Find every line in the records that holds the string "SAML". Copy each one.

--- INFORMATION PROVIDED Enclosed Below ---

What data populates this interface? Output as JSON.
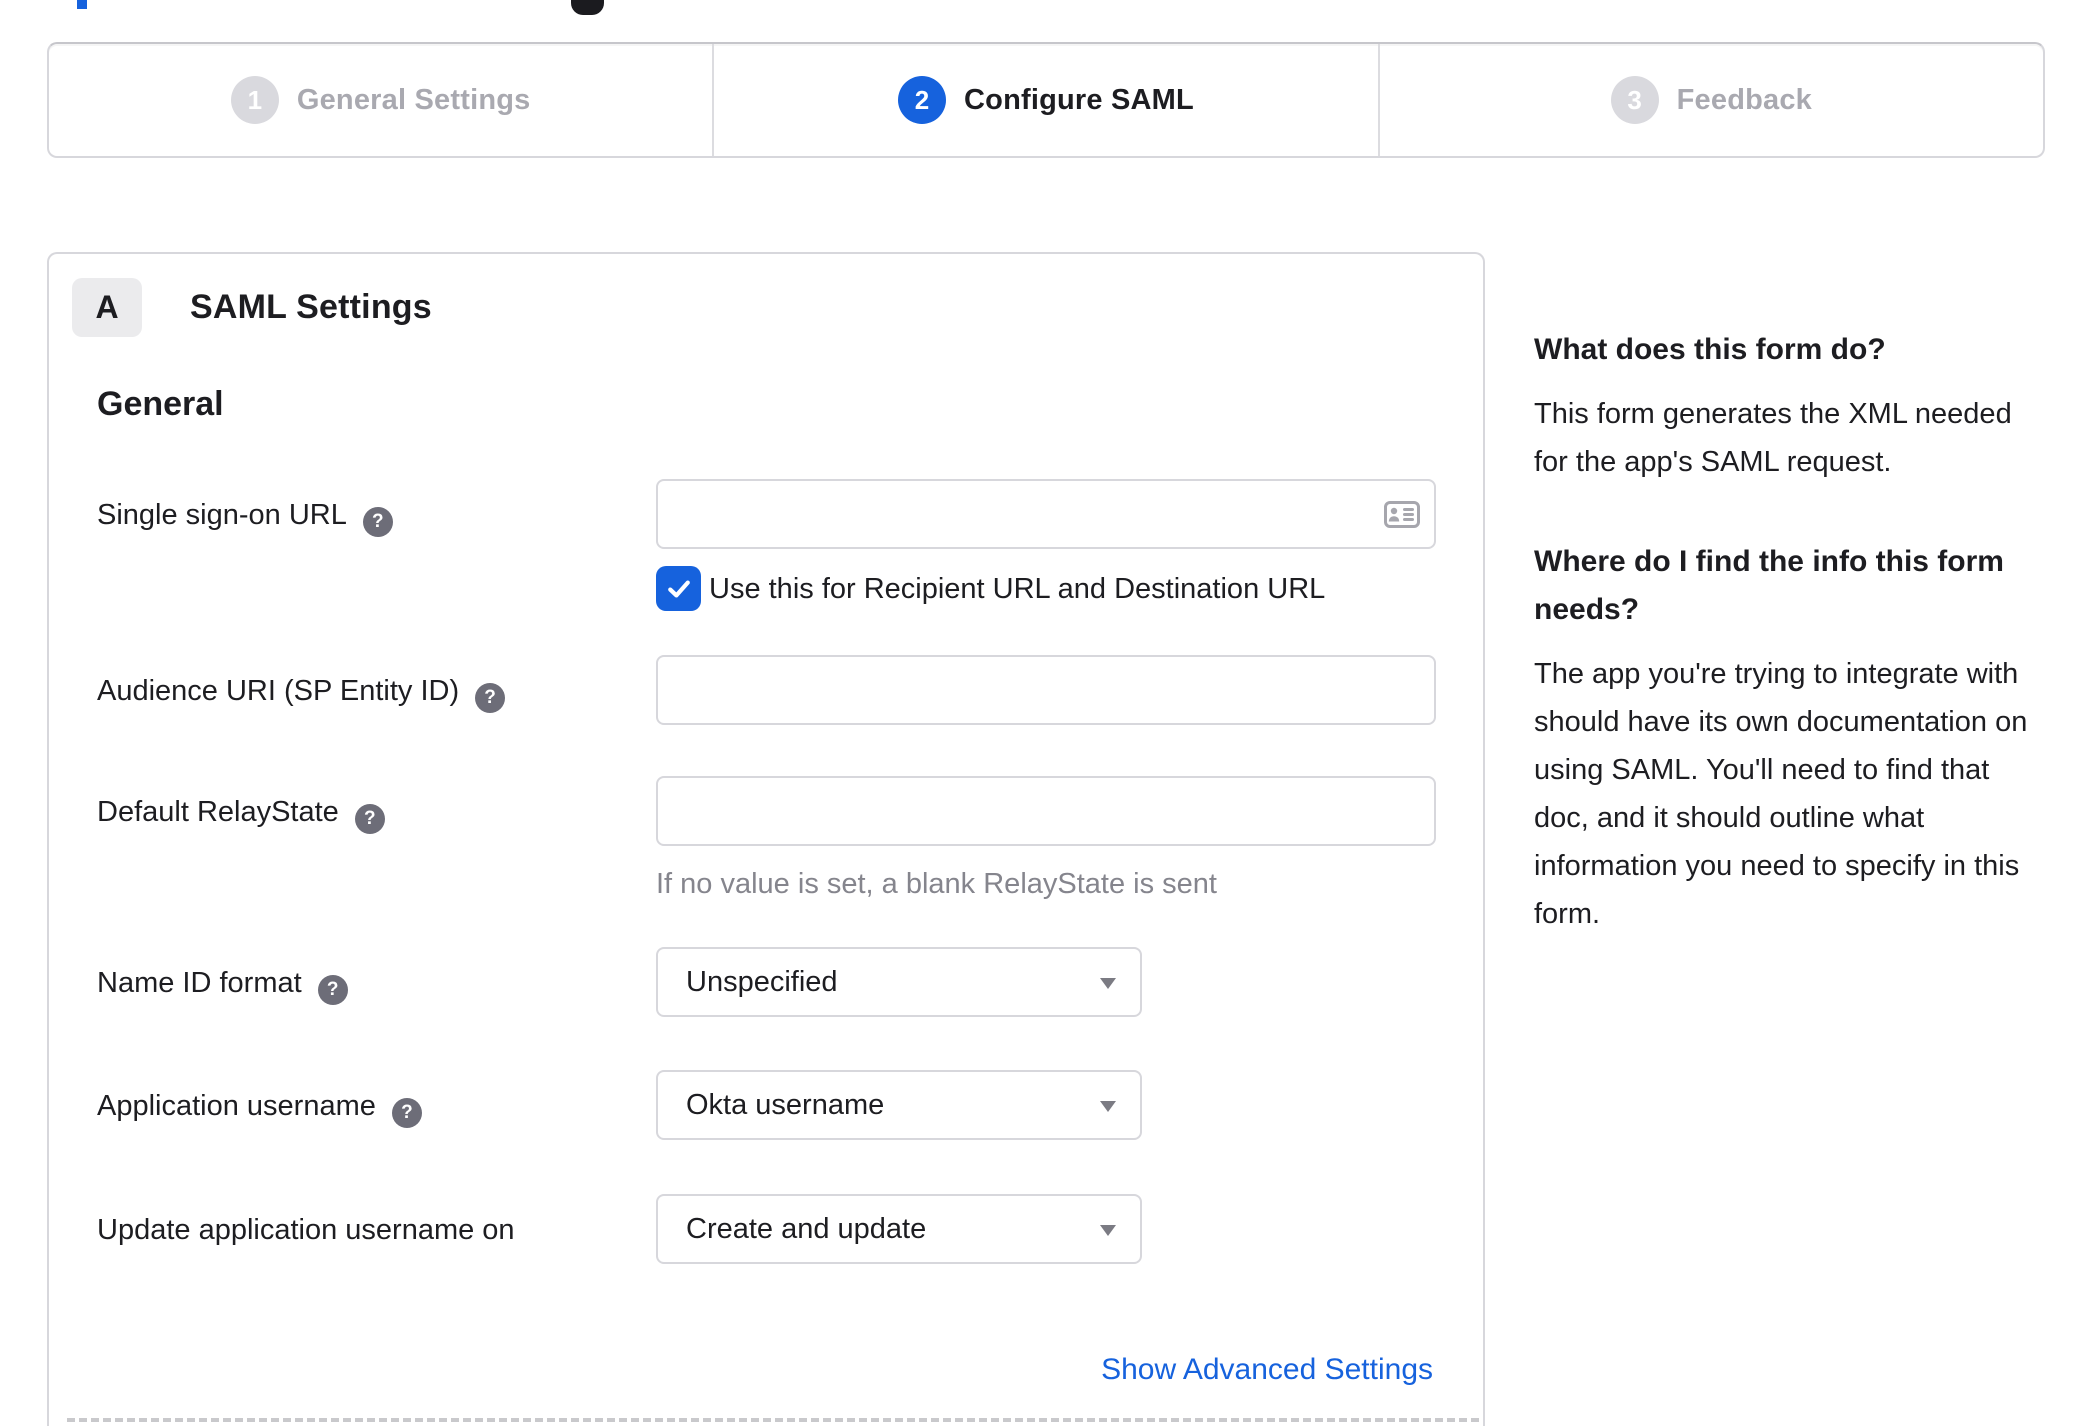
{
  "ui": {
    "help_glyph": "?",
    "colors": {
      "accent_blue": "#1662dd",
      "dark_text": "#1d1d21",
      "muted_text": "#a9a9b0",
      "helper_text": "#85858d",
      "border_gray": "#d7d7dc",
      "help_icon_bg": "#6d6d78",
      "badge_bg": "#ebebed",
      "inactive_circle": "#d9d9de",
      "icon_gray": "#a6a6ad"
    }
  },
  "stepper": {
    "steps": [
      {
        "number": "1",
        "label": "General Settings"
      },
      {
        "number": "2",
        "label": "Configure SAML"
      },
      {
        "number": "3",
        "label": "Feedback"
      }
    ]
  },
  "form_card": {
    "section_badge": "A",
    "section_title": "SAML Settings",
    "group_heading": "General",
    "fields": {
      "single_sign_on_url": {
        "label": "Single sign-on URL",
        "value": "",
        "checkbox_label": "Use this for Recipient URL and Destination URL",
        "checkbox_checked": true
      },
      "audience_uri": {
        "label": "Audience URI (SP Entity ID)",
        "value": ""
      },
      "default_relay_state": {
        "label": "Default RelayState",
        "value": "",
        "helper": "If no value is set, a blank RelayState is sent"
      },
      "name_id_format": {
        "label": "Name ID format",
        "value": "Unspecified"
      },
      "application_username": {
        "label": "Application username",
        "value": "Okta username"
      },
      "update_application_username_on": {
        "label": "Update application username on",
        "value": "Create and update"
      }
    },
    "advanced_link": "Show Advanced Settings"
  },
  "help_panel": {
    "sections": [
      {
        "heading": "What does this form do?",
        "body": "This form generates the XML needed for the app's SAML request."
      },
      {
        "heading": "Where do I find the info this form needs?",
        "body": "The app you're trying to integrate with should have its own documentation on using SAML. You'll need to find that doc, and it should outline what information you need to specify in this form."
      }
    ]
  }
}
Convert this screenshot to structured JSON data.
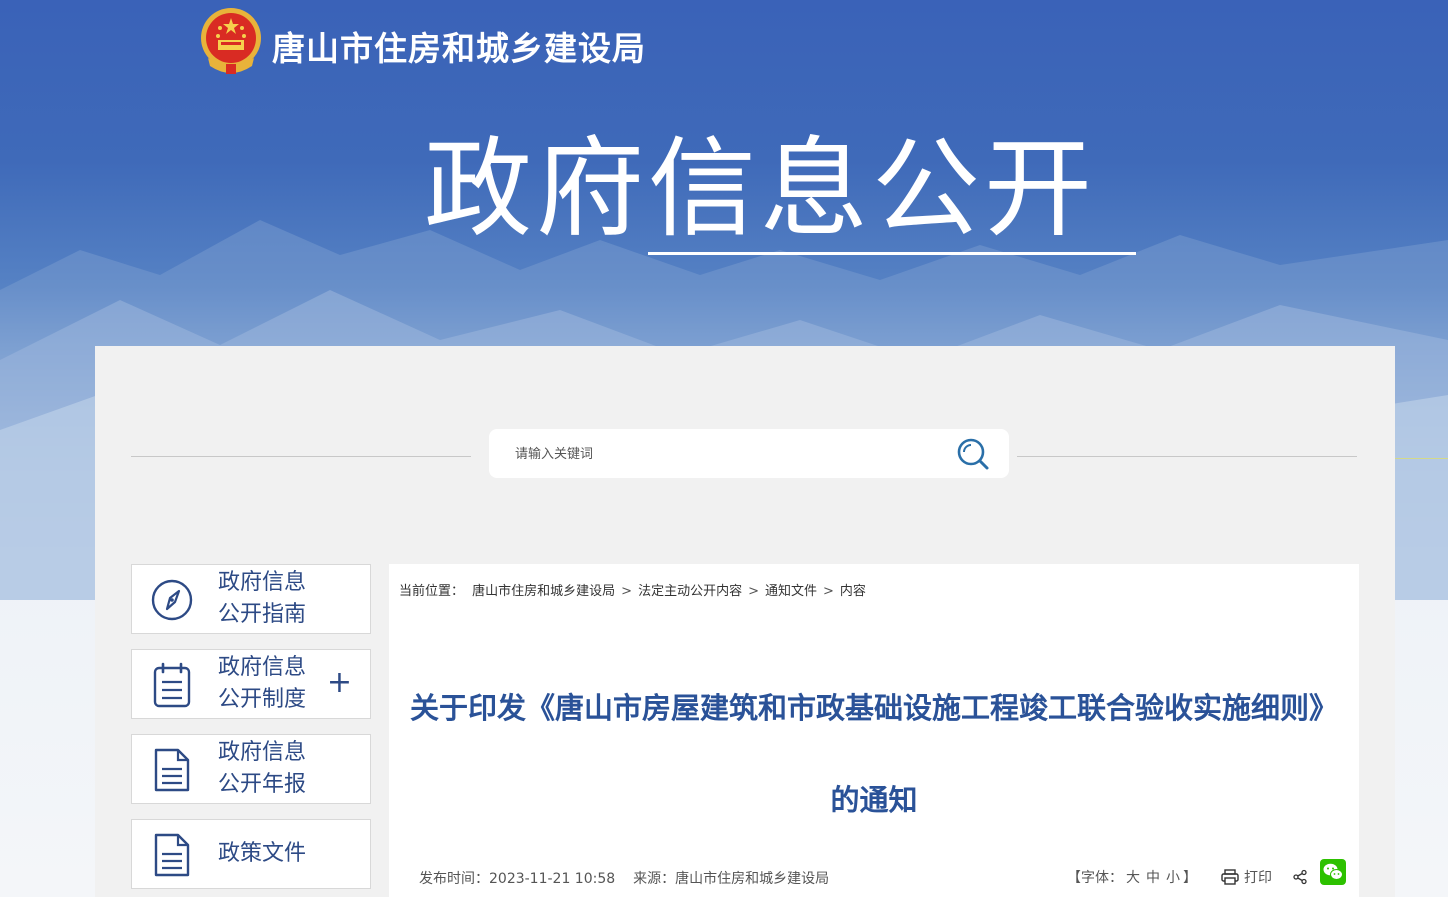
{
  "header": {
    "site_name": "唐山市住房和城乡建设局",
    "hero_title": "政府信息公开"
  },
  "search": {
    "placeholder": "请输入关键词"
  },
  "sidebar": {
    "items": [
      {
        "label": "政府信息\n公开指南",
        "icon": "compass-icon"
      },
      {
        "label": "政府信息\n公开制度",
        "icon": "clipboard-icon",
        "expand": "+"
      },
      {
        "label": "政府信息\n公开年报",
        "icon": "document-icon"
      },
      {
        "label": "政策文件",
        "icon": "document-icon"
      }
    ]
  },
  "breadcrumb": {
    "prefix": "当前位置：",
    "items": [
      "唐山市住房和城乡建设局",
      "法定主动公开内容",
      "通知文件",
      "内容"
    ],
    "separator": ">"
  },
  "article": {
    "title": "关于印发《唐山市房屋建筑和市政基础设施工程竣工联合验收实施细则》的通知",
    "publish_label": "发布时间：",
    "publish_time": "2023-11-21 10:58",
    "source_label": "来源：",
    "source": "唐山市住房和城乡建设局"
  },
  "tools": {
    "font_size_prefix": "【字体：",
    "font_large": "大",
    "font_medium": "中",
    "font_small": "小",
    "font_size_suffix": "】",
    "print_label": "打印"
  },
  "colors": {
    "brand_blue": "#3f6ab9",
    "title_blue": "#2a5298",
    "nav_blue": "#2d4a85",
    "wechat_green": "#2dc100"
  }
}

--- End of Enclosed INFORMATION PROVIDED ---

▶ [YOUR RESPONSE]
        "label": "Configure SAML"
    "section_title": "SAML Settings",
        "body": "This form generates the XML needed for the app's SAML request."
        "body": "The app you're trying to integrate with should have its own documentation on using SAML. You'll need to find that doc, and it should outline what information you need to specify in this form."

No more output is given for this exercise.